From John Perricone's OnlyBaseballMatters.com blog:
Some of the more interesting quotes about my latest piece include a forum writer who commended me for my endless defense of Barry Bonds; “Say what you will about Perricone, the guy’s been defending Bonds for going on five years now.”
Thanks, I guess.
In truth, I think I’ve been more interested in defending Bonds’ rights. The right to be treated fairly, to be held as innocent until proven guilty, the right to self-determination, and, of course, the right to be an asshole. I think I’ve also been criticizing the ham-handed, sanctimonious outrage and piety being displayed by so many of the members of the mainstream media, who are falling all over themselves in their efforts to prove that they will save the children, the heroes of the past, and, of course, by extension, us.
To them, I say, thanks but no thanks. I’m comfortable with controversy, I’m OK with sports stars who may not be perfect. I do, in fact, want our athletes to do amazing things, and I don’t really care how they go about doing it. It has always been obvious to me that to perform at the highest levels in athletic competition, extreme measures have always been taken.
I have some context, that perhaps a writer like Lupica doesn’t. I’ve worked in construction for most of the last 25 years, and I know what it’s like to work through pain. I’ve shot myself in the leg with a nail gun and wrapped duct tape around it and kept going. I’ve had to drill a hole in my thumb nail to release the blood blister under it, and kept going. I’ve worked on a roof in three feet of snow, with a 20 mile an hour wind making the wind chill factor below zero, all day long, for days on end.
When I wasn’t out in the field building houses, I worked in a mirror factory, I worked in a restaurant, I’ve worked with my body since I was 14 years old. In that time, I’ve taken every pill, literally, everything I could get my hands on, to make sure I could go to work every day. Until you do, maybe you can’t understand.

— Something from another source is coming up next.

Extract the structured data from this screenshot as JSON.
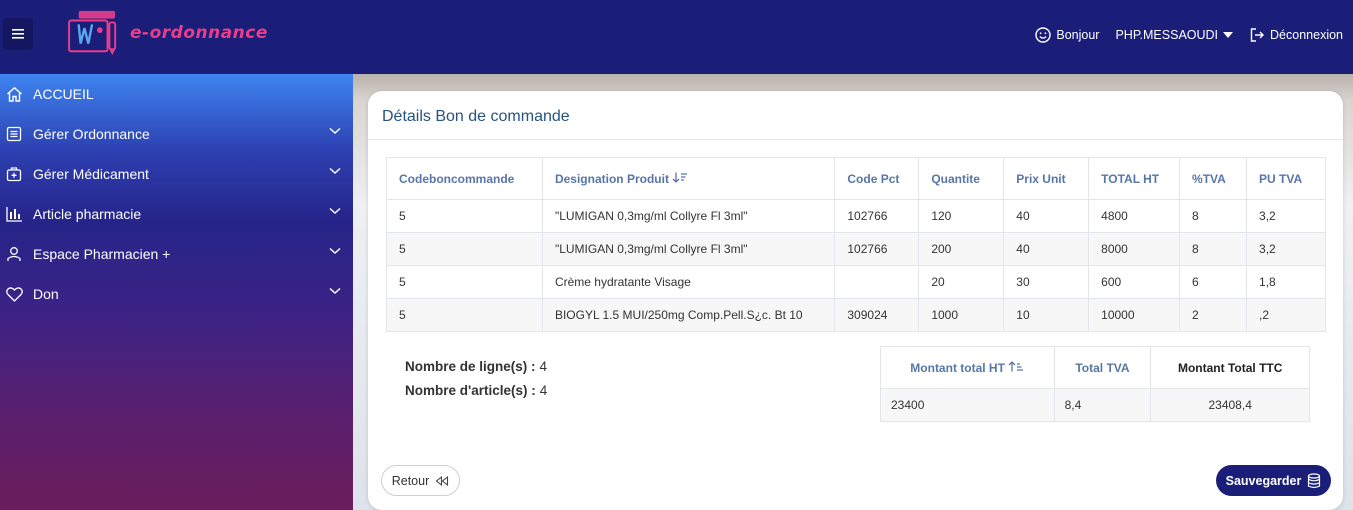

But I know that my readers who come from a similar background understand.
And when I read Bill Gilbert’s account of the different players who do the same, I wonder, no, in fact, I know, the only difference between what Bob Gibson did and what I did was directly related to access.
If I would have had access to a physician whose sole purpose was to ensure that I got up and worked to the best of my ability, well, I mean, come on. Anybody would have made the same choice, and to suggest otherwise is more than disingenuous, it’s flat out lying. Reading Bill Gilbert’s followup piece makes that crystal clear.
Tags: Only Baseball Matters, John Perricone, Steroids, Bil Gilbert